## Task requirements
Return all of the entries, keeping every word and mark as it is.

☆ ☆ ☆ ☆ ☆

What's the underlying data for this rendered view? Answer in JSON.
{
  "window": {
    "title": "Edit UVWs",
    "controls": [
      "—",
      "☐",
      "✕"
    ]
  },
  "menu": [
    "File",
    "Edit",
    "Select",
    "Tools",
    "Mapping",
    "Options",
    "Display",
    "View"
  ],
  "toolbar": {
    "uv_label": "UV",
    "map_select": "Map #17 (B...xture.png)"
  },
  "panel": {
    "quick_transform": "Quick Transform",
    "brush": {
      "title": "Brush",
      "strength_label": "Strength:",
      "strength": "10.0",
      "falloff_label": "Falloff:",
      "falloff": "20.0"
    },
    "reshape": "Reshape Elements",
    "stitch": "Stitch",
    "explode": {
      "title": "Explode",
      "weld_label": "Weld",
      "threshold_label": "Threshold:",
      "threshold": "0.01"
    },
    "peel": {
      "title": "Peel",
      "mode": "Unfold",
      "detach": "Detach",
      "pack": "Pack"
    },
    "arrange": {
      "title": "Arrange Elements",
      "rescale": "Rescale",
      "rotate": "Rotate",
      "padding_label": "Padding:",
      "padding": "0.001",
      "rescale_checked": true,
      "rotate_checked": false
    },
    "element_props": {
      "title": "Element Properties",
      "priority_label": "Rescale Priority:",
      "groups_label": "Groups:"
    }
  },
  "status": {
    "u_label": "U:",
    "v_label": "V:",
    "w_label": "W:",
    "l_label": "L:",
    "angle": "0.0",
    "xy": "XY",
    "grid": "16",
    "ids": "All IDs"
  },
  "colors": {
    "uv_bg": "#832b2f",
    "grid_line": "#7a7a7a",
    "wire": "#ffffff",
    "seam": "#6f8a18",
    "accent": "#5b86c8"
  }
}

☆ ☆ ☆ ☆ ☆

## Answer area
What's the underlying data for this rendered view? Answer in JSON.
{
  "window": {
    "title": "Edit UVWs",
    "controls": [
      "—",
      "☐",
      "✕"
    ]
  },
  "menu": [
    "File",
    "Edit",
    "Select",
    "Tools",
    "Mapping",
    "Options",
    "Display",
    "View"
  ],
  "toolbar": {
    "uv_label": "UV",
    "map_select": "Map #17 (B...xture.png)"
  },
  "panel": {
    "quick_transform": "Quick Transform",
    "brush": {
      "title": "Brush",
      "strength_label": "Strength:",
      "strength": "10.0",
      "falloff_label": "Falloff:",
      "falloff": "20.0"
    },
    "reshape": "Reshape Elements",
    "stitch": "Stitch",
    "explode": {
      "title": "Explode",
      "weld_label": "Weld",
      "threshold_label": "Threshold:",
      "threshold": "0.01"
    },
    "peel": {
      "title": "Peel",
      "mode": "Unfold",
      "detach": "Detach",
      "pack": "Pack"
    },
    "arrange": {
      "title": "Arrange Elements",
      "rescale": "Rescale",
      "rotate": "Rotate",
      "padding_label": "Padding:",
      "padding": "0.001",
      "rescale_checked": true,
      "rotate_checked": false
    },
    "element_props": {
      "title": "Element Properties",
      "priority_label": "Rescale Priority:",
      "groups_label": "Groups:"
    }
  },
  "status": {
    "u_label": "U:",
    "v_label": "V:",
    "w_label": "W:",
    "l_label": "L:",
    "angle": "0.0",
    "xy": "XY",
    "grid": "16",
    "ids": "All IDs"
  },
  "colors": {
    "uv_bg": "#832b2f",
    "grid_line": "#7a7a7a",
    "wire": "#ffffff",
    "seam": "#6f8a18",
    "accent": "#5b86c8"
  }
}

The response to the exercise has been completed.